The only true revolution when it comes to Google + is all about the “drag and drop” dimension: a more intuitive web, focusing on a more human interaction. Pearltrees made it right, focusing first on dynamic affinities, using only THEN other social networks. My circles are today based on “real” friends and I’m added by a large amount of people through my blog or twitter. But I don’t care who these guys are as they don’t enter through my interests and I don’t have time to map them all!

In Pearltrees mechanisms, it’s the straight opposite value proposal: I feed my own interests, then I can grab others’ values, and only after that will I try to know who theses guys are.

The true revolution for Google + lies in non “user-centric” stuff but on “site-centrics” ones. It is now still very hard to see a true brand’s “web based” coherence. In Europe, when you enter a shop, it’s not yet “diving” into a 360° brand site, but still “brick&mortar”. But the last forecasts demonstrate that all the streets, all the shops will get some screens, that you can touch or not. The “drag and drop” logics that is tested by Google + will be the bone of contention to drive consumers to “purchasing” or spending more time with the brand. To make them come back, to use them as marketing trojans, to better understand them. Google + will be the “consumers’ front-office” of all the core competences of Google: suggesting consumers’ journey, tailoring keywords and intents. Not recommending but suggesting. Quiet a different business.

 

Google + is not a Facebook killer. It’s probably an intent to shape what will be the “brand-sites’ marketing” in the last 5 years. Shall we make a bet?

 

May 31st, 2011

Marketing of cosmectics & beauty: the next future with Shiseido

by Laurent François

Citizens

Shiseido gives a good trend on what cosmectics & beauty retail/shops will look like. 2 statements on cosmectics & beauty marketing in brick&mortar shops in Europe:
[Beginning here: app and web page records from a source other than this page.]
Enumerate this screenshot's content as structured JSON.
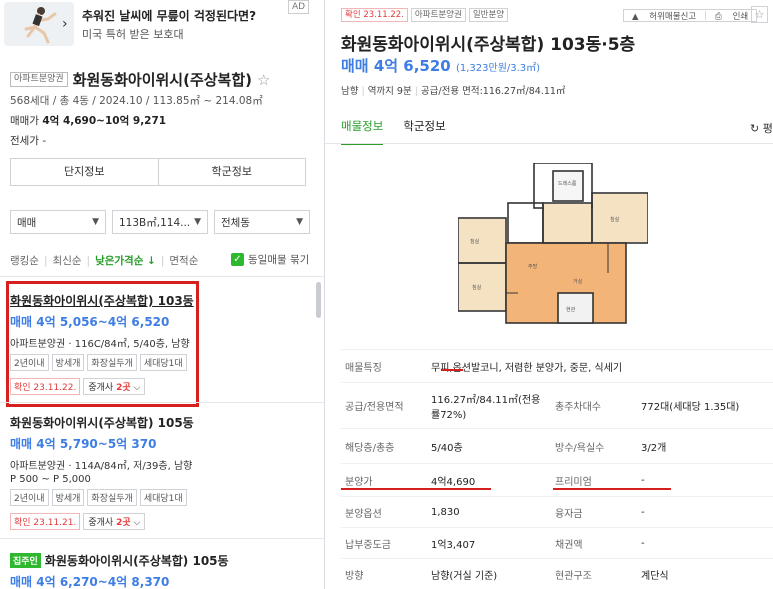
{
  "ad": {
    "title": "추워진 날씨에 무릎이 걱정된다면?",
    "subtitle": "미국 특허 받은 보호대",
    "badge": "AD"
  },
  "complex": {
    "tag": "아파트분양권",
    "name": "화원동화아이위시(주상복합)",
    "meta": "568세대 / 총 4동 / 2024.10 / 113.85㎡ ~ 214.08㎡",
    "price_label": "매매가",
    "price_value": "4억 4,690~10억 9,271",
    "jeonse": "전세가 -"
  },
  "info_buttons": [
    "단지정보",
    "학군정보"
  ],
  "filters": [
    "매매",
    "113B㎡,114...",
    "전체동"
  ],
  "sort": {
    "items": [
      "랭킹순",
      "최신순",
      "낮은가격순 ↓",
      "면적순"
    ],
    "active_index": 2,
    "same_listing": "동일매물 묶기"
  },
  "listings": [
    {
      "title": "화원동화아이위시(주상복합) 103동",
      "price": "매매 4억 5,056~4억 6,520",
      "desc": "아파트분양권 · 116C/84㎡, 5/40층, 남향",
      "tags": [
        "2년이내",
        "방세개",
        "화장실두개",
        "세대당1대"
      ],
      "confirm": "확인 23.11.22.",
      "agent_prefix": "중개사",
      "agent_count": "2곳"
    },
    {
      "title": "화원동화아이위시(주상복합) 105동",
      "price": "매매 4억 5,790~5억 370",
      "desc": "아파트분양권 · 114A/84㎡, 저/39층, 남향",
      "desc2": "P 500 ~ P 5,000",
      "tags": [
        "2년이내",
        "방세개",
        "화장실두개",
        "세대당1대"
      ],
      "confirm": "확인 23.11.21.",
      "agent_prefix": "중개사",
      "agent_count": "2곳"
    },
    {
      "badge": "집주인",
      "title": "화원동화아이위시(주상복합) 105동",
      "price": "매매 4억 6,270~4억 8,370"
    }
  ],
  "detail": {
    "tags": [
      "확인 23.11.22.",
      "아파트분양권",
      "일반분양"
    ],
    "actions": {
      "report": "허위매물신고",
      "print": "인쇄"
    },
    "title": "화원동화아이위시(주상복합) 103동·5층",
    "price": "매매 4억 6,520",
    "price_per": "(1,323만원/3.3㎡)",
    "summary": [
      "남향",
      "역까지 9분",
      "공급/전용 면적:116.27㎡/84.11㎡"
    ],
    "tabs": [
      "매물정보",
      "학군정보"
    ],
    "refresh": "평",
    "floorplan_labels": [
      "침실",
      "드레스룸",
      "침실",
      "거실",
      "주방",
      "침실",
      "현관"
    ],
    "rows": [
      {
        "label": "매물특징",
        "value": "무피,옵션발코니, 저렴한 분양가, 중문, 식세기"
      },
      {
        "label": "공급/전용면적",
        "value": "116.27㎡/84.11㎡(전용률72%)",
        "label2": "총주차대수",
        "value2": "772대(세대당 1.35대)"
      },
      {
        "label": "해당층/총층",
        "value": "5/40층",
        "label2": "방수/욕실수",
        "value2": "3/2개"
      },
      {
        "label": "분양가",
        "value": "4억4,690",
        "label2": "프리미엄",
        "value2": "-"
      },
      {
        "label": "분양옵션",
        "value": "1,830",
        "label2": "융자금",
        "value2": "-"
      },
      {
        "label": "납부중도금",
        "value": "1억3,407",
        "label2": "채권액",
        "value2": "-"
      },
      {
        "label": "방향",
        "value": "남향(거실 기준)",
        "label2": "현관구조",
        "value2": "계단식"
      }
    ]
  },
  "icons": {
    "chevron": "chevron-down-icon",
    "star": "star-icon",
    "check": "check-icon",
    "refresh": "refresh-icon"
  },
  "colors": {
    "accent_green": "#2a9d2a",
    "price_blue": "#3d7de4",
    "alert_red": "#e23c3c",
    "annotation_red": "#d62020"
  }
}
  • Consumers are more and more well informed thanks to beauty & cosmectics bloggers, journalists, media. It’s really difficult for sales to add value when a consumer comes in shops. That’s the reason why we’ve launched for L’Express Styles (the media group I work for in France) a true digital beauty centre, in order to become a hub for sharing knowledge, tests, testimonials with beauty experts, and journalists among final consumers (they can get a sample of a product and add comments to experts’ point of view)
  • More generally, if the ads are really beautiful and can make you dream on TV, it’s pretty disappointing when you go in shops: it’s like going to supermarkets, and it’s like if there was a leakage on the communication chain

Shiseido answered to these 2 gaps in their new shop:

  • on the 1st floor, mirrors are digital: once you scan a barcode, you can see a glimpse of what it looks like on your skin. It also gives add-ons to amplify the user experience (tips & tricks, advices, experts’ POV…)
  • on the 2nd floor, Shiseido mix real life experience like in a beauty centre, and technologies to endeavour web-based conversations with their experts. We can imagine that there’ll soon be FAQs based on the history of conversations with the consumers

When Social @ Marketing gives more sense to the value chain for the brand and the consumer…